Foreign buyers shun Australian property

According to NAB, foreign buyers continue to shun Australian property, with demand still well below decade lows in the June quarter: While the prominent role played by foreigners in Australian housing markets has dissipated in recent years, market share in this buyer group in Q2 increased in both new and established housing markets. In new


Australian mortgage market collapses

Today’s new mortgage data from the Australian Bureau of Statistics (ABS) recorded a big fall as the COVID-19 shutdown took effect: The next chart plots the time series: Total new mortgage commitments (excluding refinancings) dived by 11.6% in May, with owner-occupied mortgages falling 10.2% and investor mortgages falling 15.6%. Year-on-year, total new mortgage commitments (excluding


HomeBuilder will worsen Australia’s property oversupply

Some residential property developers have reported a sharp rise in sales since the federal government announced its six-month HomeBuilder scheme in June. Cedar Woods’ chief financial officer Leon Hanrahan has warned that some developers could overbuild in response to the scheme, resulting in an oversupply of new housing. Jeremy Sheppard of Select Residential Property says


Mortgage war not over yet

With the Reserve Bank of Australia’s (RBA) official cash rate (OCR) stuck at a record low 0.25% since April, and unlikely to go any lower: Mortgage rates have also collapsed to record lows, with bank discount variable mortgage rates hitting a record low 3.65% in June and bank 3-year fixed mortgage rates hitting a rock


The great rental property crash begins

Australia’s unit rental market has suffered its biggest price drop in more than 15-years due to the COVID-19 pandemic. A Domain Report revealed the price for renting a unit plunged 3.2%, to just under $450 a week in the June quarter: Rental houses fared better, falling 1.2% to an average of $446 a week: Inner-city


APRA to extend and pretend mortgages will be repaid
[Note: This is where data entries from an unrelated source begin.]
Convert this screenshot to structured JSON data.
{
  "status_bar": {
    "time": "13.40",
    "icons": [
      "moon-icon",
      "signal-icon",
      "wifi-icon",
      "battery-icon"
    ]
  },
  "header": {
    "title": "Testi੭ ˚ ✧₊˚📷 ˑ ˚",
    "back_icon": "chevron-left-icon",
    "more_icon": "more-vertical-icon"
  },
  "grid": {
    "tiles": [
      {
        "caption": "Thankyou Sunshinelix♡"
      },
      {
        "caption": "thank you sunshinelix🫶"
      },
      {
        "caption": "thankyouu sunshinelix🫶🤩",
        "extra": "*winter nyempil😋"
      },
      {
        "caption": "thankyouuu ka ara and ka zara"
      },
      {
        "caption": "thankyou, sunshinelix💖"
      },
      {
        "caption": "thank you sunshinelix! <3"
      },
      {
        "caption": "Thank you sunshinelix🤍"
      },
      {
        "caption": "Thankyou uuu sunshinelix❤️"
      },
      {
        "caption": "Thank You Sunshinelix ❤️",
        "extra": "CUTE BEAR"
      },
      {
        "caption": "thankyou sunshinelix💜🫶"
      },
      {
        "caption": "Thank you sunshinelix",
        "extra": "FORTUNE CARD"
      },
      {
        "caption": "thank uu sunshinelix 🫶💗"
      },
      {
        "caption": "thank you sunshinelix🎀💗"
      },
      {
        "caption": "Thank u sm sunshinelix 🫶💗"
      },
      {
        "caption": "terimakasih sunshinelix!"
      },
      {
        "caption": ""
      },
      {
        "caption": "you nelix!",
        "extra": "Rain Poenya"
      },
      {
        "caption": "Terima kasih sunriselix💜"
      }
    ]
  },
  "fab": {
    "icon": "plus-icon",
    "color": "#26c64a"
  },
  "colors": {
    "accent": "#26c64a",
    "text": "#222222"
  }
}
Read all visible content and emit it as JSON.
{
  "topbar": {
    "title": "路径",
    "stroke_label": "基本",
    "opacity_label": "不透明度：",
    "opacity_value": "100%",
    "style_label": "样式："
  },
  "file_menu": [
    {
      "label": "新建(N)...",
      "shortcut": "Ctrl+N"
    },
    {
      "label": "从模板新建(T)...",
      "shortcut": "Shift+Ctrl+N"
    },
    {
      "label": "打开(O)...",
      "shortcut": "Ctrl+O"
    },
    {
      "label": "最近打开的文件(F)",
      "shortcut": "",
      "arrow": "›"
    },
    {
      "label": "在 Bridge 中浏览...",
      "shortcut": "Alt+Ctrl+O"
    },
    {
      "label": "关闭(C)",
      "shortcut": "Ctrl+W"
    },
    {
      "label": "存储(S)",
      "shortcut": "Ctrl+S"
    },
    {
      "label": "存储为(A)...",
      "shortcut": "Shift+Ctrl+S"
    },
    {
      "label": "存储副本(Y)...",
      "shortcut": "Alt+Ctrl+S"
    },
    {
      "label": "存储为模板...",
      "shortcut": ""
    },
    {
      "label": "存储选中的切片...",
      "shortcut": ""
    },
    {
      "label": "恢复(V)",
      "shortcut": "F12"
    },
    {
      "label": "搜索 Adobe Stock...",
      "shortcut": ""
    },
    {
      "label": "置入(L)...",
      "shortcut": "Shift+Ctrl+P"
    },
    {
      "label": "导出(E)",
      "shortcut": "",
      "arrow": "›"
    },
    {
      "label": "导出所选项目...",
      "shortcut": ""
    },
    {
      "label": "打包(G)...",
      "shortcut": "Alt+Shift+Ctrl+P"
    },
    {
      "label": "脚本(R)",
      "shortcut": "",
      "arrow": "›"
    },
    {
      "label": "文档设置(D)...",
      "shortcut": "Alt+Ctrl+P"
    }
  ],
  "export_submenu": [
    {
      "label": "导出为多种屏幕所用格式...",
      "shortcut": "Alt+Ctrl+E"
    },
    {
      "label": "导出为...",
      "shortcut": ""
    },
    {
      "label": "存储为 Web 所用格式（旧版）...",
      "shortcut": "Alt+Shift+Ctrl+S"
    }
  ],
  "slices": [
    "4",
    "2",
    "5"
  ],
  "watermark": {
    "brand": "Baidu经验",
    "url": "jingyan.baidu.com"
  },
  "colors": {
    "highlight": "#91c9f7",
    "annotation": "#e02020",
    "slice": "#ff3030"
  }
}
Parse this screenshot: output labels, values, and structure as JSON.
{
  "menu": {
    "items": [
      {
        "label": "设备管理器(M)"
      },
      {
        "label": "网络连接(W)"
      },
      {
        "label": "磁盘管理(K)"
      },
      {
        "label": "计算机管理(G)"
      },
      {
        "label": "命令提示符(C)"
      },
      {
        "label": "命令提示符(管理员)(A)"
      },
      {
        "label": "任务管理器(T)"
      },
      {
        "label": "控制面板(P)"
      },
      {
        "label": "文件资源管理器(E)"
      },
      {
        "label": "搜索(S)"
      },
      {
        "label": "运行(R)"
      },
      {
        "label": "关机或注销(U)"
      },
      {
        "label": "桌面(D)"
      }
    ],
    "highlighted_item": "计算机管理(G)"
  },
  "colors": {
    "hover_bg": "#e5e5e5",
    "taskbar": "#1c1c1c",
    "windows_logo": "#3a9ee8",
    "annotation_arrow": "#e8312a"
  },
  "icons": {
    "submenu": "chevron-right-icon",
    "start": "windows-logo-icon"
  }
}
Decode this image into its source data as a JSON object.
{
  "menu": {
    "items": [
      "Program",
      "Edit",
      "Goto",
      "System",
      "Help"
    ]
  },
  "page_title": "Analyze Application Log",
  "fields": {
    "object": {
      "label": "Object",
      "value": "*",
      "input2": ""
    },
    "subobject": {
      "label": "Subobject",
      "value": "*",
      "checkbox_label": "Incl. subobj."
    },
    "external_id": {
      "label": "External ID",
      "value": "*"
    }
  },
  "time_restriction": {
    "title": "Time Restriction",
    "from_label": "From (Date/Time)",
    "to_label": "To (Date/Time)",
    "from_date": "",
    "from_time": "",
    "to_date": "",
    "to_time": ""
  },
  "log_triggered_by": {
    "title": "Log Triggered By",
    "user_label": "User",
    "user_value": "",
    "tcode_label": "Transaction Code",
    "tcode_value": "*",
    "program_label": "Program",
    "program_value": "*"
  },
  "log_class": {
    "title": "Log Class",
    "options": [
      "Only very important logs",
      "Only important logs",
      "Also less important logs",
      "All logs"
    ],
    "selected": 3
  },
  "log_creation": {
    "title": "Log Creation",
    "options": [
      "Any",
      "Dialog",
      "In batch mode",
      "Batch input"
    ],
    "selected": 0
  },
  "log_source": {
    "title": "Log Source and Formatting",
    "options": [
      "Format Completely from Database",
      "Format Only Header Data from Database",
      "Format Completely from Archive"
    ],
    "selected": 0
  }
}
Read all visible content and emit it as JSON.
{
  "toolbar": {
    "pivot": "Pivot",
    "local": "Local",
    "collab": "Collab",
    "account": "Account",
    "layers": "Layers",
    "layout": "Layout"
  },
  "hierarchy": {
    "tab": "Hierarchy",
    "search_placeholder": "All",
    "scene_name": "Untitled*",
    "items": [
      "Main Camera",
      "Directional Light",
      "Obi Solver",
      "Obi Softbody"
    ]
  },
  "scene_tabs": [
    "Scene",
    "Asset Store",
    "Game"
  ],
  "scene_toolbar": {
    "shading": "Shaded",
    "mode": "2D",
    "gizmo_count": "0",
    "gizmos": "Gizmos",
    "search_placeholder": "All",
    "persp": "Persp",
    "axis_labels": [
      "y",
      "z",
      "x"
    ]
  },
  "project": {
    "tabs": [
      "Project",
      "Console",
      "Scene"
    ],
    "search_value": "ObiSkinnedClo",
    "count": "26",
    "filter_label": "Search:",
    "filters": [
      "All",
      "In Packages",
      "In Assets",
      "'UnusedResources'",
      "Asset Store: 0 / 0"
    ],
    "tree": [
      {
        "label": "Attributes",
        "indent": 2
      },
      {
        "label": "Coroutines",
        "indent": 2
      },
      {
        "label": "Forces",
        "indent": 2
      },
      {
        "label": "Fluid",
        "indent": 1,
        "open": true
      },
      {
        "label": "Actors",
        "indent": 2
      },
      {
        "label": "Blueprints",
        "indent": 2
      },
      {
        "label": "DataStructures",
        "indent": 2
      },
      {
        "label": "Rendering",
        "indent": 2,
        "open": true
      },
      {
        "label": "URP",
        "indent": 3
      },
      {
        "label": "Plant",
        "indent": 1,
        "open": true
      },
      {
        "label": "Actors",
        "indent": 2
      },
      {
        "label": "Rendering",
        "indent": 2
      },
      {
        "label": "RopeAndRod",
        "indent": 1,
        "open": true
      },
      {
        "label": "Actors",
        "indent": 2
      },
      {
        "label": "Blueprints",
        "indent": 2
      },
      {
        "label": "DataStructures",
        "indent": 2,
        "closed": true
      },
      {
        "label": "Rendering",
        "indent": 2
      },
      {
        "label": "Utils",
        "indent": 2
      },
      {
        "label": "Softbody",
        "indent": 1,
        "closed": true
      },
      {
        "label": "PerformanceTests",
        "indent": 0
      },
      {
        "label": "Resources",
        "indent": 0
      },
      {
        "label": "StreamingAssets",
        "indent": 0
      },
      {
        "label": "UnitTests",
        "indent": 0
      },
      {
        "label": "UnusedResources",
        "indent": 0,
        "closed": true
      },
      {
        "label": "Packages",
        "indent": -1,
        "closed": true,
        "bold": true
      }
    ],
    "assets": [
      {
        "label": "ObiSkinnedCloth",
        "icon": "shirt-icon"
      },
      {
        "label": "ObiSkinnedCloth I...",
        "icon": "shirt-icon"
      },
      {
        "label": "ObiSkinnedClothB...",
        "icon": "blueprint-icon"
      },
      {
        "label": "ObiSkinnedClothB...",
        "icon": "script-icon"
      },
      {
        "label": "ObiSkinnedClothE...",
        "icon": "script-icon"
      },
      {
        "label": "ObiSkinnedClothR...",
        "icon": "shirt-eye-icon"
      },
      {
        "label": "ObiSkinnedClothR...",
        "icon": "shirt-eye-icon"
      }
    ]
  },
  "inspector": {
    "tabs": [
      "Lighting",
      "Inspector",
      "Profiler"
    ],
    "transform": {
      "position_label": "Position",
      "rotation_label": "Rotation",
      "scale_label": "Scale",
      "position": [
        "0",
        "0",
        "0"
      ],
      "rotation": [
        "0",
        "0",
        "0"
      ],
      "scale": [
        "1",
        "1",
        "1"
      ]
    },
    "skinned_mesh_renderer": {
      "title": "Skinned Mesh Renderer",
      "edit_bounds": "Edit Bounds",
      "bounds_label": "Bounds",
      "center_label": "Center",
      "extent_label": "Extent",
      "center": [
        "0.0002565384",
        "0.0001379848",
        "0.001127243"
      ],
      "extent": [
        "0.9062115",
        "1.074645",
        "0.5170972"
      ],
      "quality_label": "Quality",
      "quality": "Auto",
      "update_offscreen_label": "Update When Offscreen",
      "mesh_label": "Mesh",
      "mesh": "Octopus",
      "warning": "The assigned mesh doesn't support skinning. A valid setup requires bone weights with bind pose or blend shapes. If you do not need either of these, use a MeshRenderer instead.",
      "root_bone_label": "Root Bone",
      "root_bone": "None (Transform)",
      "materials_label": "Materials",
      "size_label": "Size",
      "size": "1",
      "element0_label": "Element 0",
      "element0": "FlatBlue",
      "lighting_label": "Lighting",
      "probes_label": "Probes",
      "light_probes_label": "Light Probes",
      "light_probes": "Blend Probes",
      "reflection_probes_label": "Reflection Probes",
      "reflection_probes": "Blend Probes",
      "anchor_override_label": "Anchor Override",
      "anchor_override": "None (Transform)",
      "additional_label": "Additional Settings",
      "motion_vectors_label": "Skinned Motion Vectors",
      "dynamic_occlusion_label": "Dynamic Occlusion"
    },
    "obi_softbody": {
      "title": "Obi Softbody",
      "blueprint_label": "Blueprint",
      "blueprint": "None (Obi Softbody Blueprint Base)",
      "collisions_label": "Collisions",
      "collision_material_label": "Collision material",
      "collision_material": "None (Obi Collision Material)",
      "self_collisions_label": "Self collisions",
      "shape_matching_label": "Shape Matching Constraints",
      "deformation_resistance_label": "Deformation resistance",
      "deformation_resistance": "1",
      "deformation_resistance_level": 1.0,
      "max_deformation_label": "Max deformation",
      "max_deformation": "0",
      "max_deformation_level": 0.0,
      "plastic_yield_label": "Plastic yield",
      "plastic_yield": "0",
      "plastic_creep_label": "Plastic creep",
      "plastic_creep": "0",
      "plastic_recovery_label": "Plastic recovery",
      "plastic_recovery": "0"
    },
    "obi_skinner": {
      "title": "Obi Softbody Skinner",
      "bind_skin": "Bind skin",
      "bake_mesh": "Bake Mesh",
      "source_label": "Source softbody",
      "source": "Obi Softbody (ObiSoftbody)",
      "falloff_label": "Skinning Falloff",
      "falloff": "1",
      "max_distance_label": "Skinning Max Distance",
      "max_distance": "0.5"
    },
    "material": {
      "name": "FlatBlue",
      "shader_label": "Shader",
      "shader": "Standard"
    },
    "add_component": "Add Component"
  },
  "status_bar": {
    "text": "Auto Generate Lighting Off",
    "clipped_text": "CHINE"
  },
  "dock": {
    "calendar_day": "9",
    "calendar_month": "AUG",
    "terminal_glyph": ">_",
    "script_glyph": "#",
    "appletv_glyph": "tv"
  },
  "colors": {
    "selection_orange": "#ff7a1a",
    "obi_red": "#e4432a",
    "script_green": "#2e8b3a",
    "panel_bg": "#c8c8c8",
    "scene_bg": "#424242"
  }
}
by Chris Becker APRA have given another reprieve in the fight to stop Australian households defaulting on their mortgages with another payment holiday/restructure period extension, pushing out the fantasy of mortgage repayments for another four months: The confirmation of the waiver follows the announcement that lenders will extend the repayment holidays of customers who have deferred


HomeBuilder grants trigger ‘land frenzy’

The Morrison Government’s HomeBuilder subsidy, which gives up to $25,000 to eligible households to build or substantially renovate their homes, has ignited massive surge of buyers of house and land packages, according to agents and developers: Inquiries have tripled and land sales have gone up by more than 300 per cent since the HomeBuilder scheme


Brace for mass mortgage defaults

According to the latest mortgage deferral data from the Australian Bankers Association (ABA), repayments on nearly 500,000 mortgages have been deferred for six month, totaling $175.6 billion: That equates to an average mortgage size of $350,000 that has had repayments deferred by Australia’s banks. On Tuesday, comparison site Mozo warned that many mortgage holders could


77% of Aussies yearn for a house with backyard

Over the past decade, Australia’s mainstream media spun propaganda claiming that Australians are “choosing” high density apartment living over detached housing due to its convenience. We were also frequently told that changing lifestyles has meant that most Australians do not want a large backyard. I have always claimed that this notion of Australians “choosing” to


Auction market neither boom nor bust

CoreLogic’s preliminary auction report reported a slight rise in the preliminary clearance rate (from 64.5% to 65.1%) off solid volumes: Once final results are received later this week, we are likely to see the weighted average clearance rate fall to around 60%. If so, this would mean that auction clearances are hovering just below the